before used on a production-model guitar. Each
pickup is housed in a Seymour Duncan Triple
Shot mounting ring—never before used on a
production-model guitar— which features miniature toggle switches for selecting coils to create
parallel, series, and single-coil configurations.
The pickups are selected by a standard three-way switch and controlled by master Tone and
The Graph Tech Ghost Acousti-Phonic
preamp, which picks up string vibrations
through piezo bridge saddles, is powered by
a 9-volt battery that’s accessible through a
compartment on the back of the guitar. The
Acousti-Phonic system has its own Volume
control (which can be pulled to activate a
mid boost) and a mini switch (which I’d
prefer to see in matching gold rather than
chrome) that toggles between the various
circuits—the acoustic, acoustic plus electric,
and electric alone.
The craftsmanship of our review model,
which was made in Korea and set up in Indiana
with a Plek computer-controlled fret leveler,
was top-notch. The polyurethane sunburst fin-
ish was evenly applied, and smoothly buffed
throughout. And not surprisingly, given the
Plek treatment, the fret ends were exceptionally
smooth. In fact, there wasn’t a flaw to be found
anywhere on the instrument.
When I removed the Pathmaker from its rectangular hardshell case, I was initially put off by its
substantial 9.16-pound weight (another single-cutaway mahogany electric with a maple cap
weighed in at 8. 28 pounds on my digital scale).
In seated position, the PM-7352 felt very well
balanced and the weight ceased to be an issue.
But those accustomed to featherweight guitars
may be in for a shock.
Even unplugged, the Pathmaker had a lively
character and impressive sustain—most likely due to
the resonant tonewoods, set neck, and the heft of the
steel block in the Wilkinson bridge. There weren’t
any dead spots on the neck, and a subtle natural
reverb was apparent on certain notes. In short, the
guitar was a joy to play right out of the box.
It was set up perfectly at the factory, with
an agreeable low action and precise intonation. With its 1. 68" nut width and medium C
profile, the neck was comfortable from the first
fret to the 24th. It felt silky smooth throughout, too, especially on glissandi and other
legato techniques. And major props are due to
Wechter for using the Plek system and remaining committed to making their guitar so playable from the first strum.
With the Pathmaker running straight into
an Electroplex Rocket 22 amp and the 7352’s
humbuckers set in series on the Triple Shot
mounting rings, I found the pickups warm
and gutsy, with lots of presence for both
shuffle-style chord accompaniment patterns
and jazzy lead lines.
I toyed around with the controls on the
Triple Shot mounting rings a little more to see
exactly how much I could shape my tone with
the pickups alone. I actually had to consult
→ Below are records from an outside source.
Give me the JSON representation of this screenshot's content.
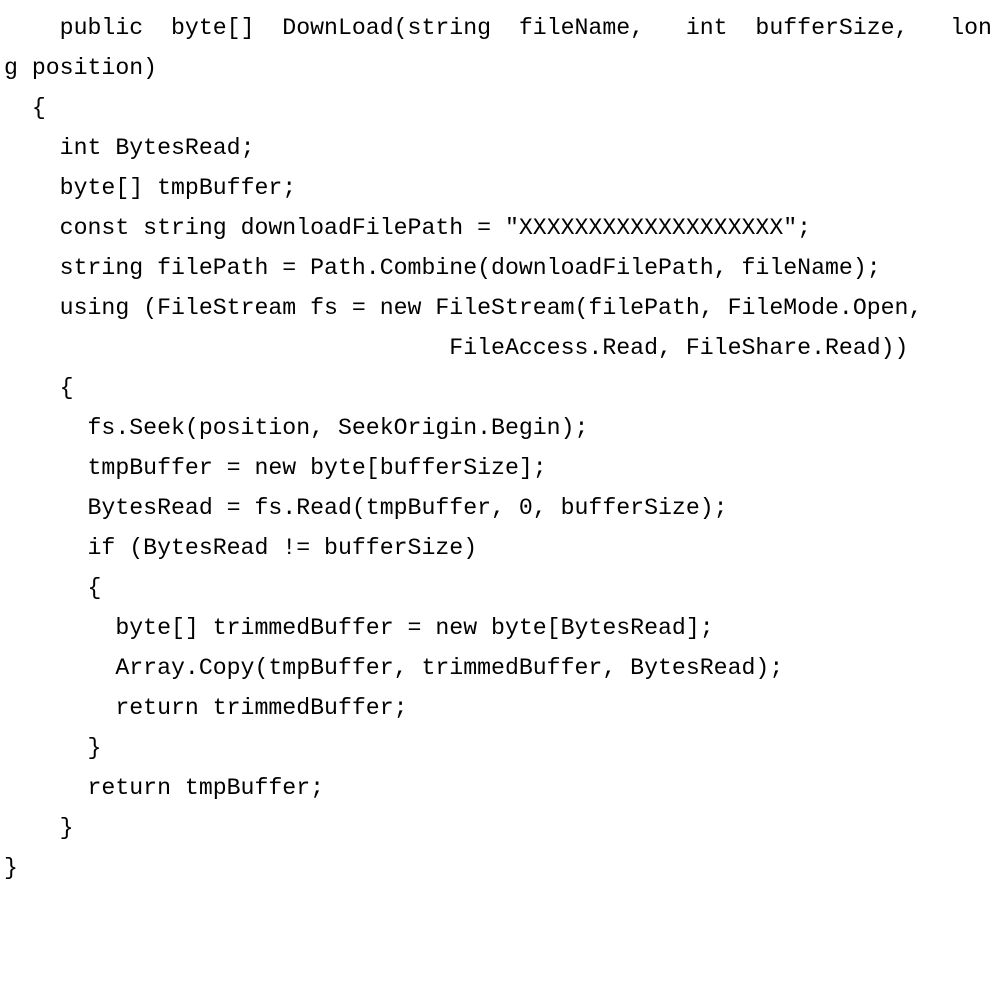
{
  "code": {
    "lines": [
      "    public  byte[]  DownLoad(string  fileName,   int  bufferSize,   long position)",
      "  {",
      "    int BytesRead;",
      "    byte[] tmpBuffer;",
      "    const string downloadFilePath = \"XXXXXXXXXXXXXXXXXXX\";",
      "    string filePath = Path.Combine(downloadFilePath, fileName);",
      "    using (FileStream fs = new FileStream(filePath, FileMode.Open,",
      "                                FileAccess.Read, FileShare.Read))",
      "    {",
      "      fs.Seek(position, SeekOrigin.Begin);",
      "      tmpBuffer = new byte[bufferSize];",
      "      BytesRead = fs.Read(tmpBuffer, 0, bufferSize);",
      "      if (BytesRead != bufferSize)",
      "      {",
      "        byte[] trimmedBuffer = new byte[BytesRead];",
      "        Array.Copy(tmpBuffer, trimmedBuffer, BytesRead);",
      "        return trimmedBuffer;",
      "      }",
      "      return tmpBuffer;",
      "    }",
      "}"
    ]
  }
}
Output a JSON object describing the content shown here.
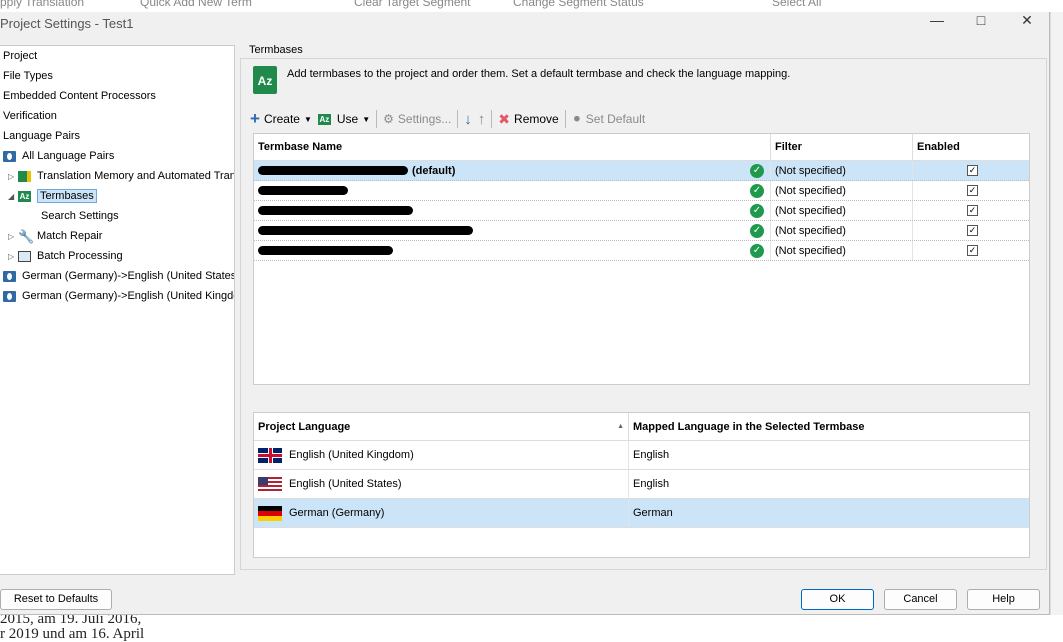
{
  "background": {
    "top_items": [
      "pply Translation",
      "Quick Add New Term",
      "Clear Target Segment",
      "Change Segment Status",
      "Select All"
    ],
    "bottom_text": [
      "2015, am 19. Juli 2016,",
      "r 2019 und am 16. April"
    ]
  },
  "window": {
    "title": "Project Settings - Test1"
  },
  "tree": {
    "items": [
      {
        "label": "Project"
      },
      {
        "label": "File Types"
      },
      {
        "label": "Embedded Content Processors"
      },
      {
        "label": "Verification"
      },
      {
        "label": "Language Pairs"
      },
      {
        "label": "All Language Pairs",
        "icon": "globe-icon"
      },
      {
        "label": "Translation Memory and Automated Translation",
        "icon": "tm-icon"
      },
      {
        "label": "Termbases",
        "icon": "termbase-icon",
        "selected": true
      },
      {
        "label": "Search Settings"
      },
      {
        "label": "Match Repair",
        "icon": "wrench-icon"
      },
      {
        "label": "Batch Processing",
        "icon": "batch-icon"
      },
      {
        "label": "German (Germany)->English (United States)",
        "icon": "globe-icon"
      },
      {
        "label": "German (Germany)->English (United Kingdom)",
        "icon": "globe-icon"
      }
    ]
  },
  "panel": {
    "group_label": "Termbases",
    "description": "Add termbases to the project and order them. Set a default termbase and check the language mapping."
  },
  "toolbar": {
    "create": "Create",
    "use": "Use",
    "settings": "Settings...",
    "remove": "Remove",
    "set_default": "Set Default"
  },
  "termbases": {
    "headers": [
      "Termbase Name",
      "Filter",
      "Enabled"
    ],
    "rows": [
      {
        "name_suffix": "(default)",
        "filter": "(Not specified)",
        "enabled": true,
        "selected": true
      },
      {
        "name_suffix": "",
        "filter": "(Not specified)",
        "enabled": true
      },
      {
        "name_suffix": "",
        "filter": "(Not specified)",
        "enabled": true
      },
      {
        "name_suffix": "",
        "filter": "(Not specified)",
        "enabled": true
      },
      {
        "name_suffix": "",
        "filter": "(Not specified)",
        "enabled": true
      }
    ]
  },
  "mapping": {
    "headers": [
      "Project Language",
      "Mapped Language in the Selected Termbase"
    ],
    "rows": [
      {
        "language": "English (United Kingdom)",
        "mapped": "English",
        "flag": "uk"
      },
      {
        "language": "English (United States)",
        "mapped": "English",
        "flag": "us"
      },
      {
        "language": "German (Germany)",
        "mapped": "German",
        "flag": "de",
        "selected": true
      }
    ]
  },
  "buttons": {
    "reset": "Reset to Defaults",
    "ok": "OK",
    "cancel": "Cancel",
    "help": "Help"
  },
  "colors": {
    "accent": "#0067c0",
    "selection": "#cce4f7",
    "termbase_green": "#1f8a4c"
  }
}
the Wechter website to establish which switch
position correlated to what coil mode. Clearly,
it’s not quite as intuitive a process as using a
Studio mic in your guitar?
"I have only dreamed that someday technology would allow this quality of sound
outside the walls of my recording studio." Louis Drapp - Recording Engineer
Experience for yourself at www.lrbaggs.com/anthem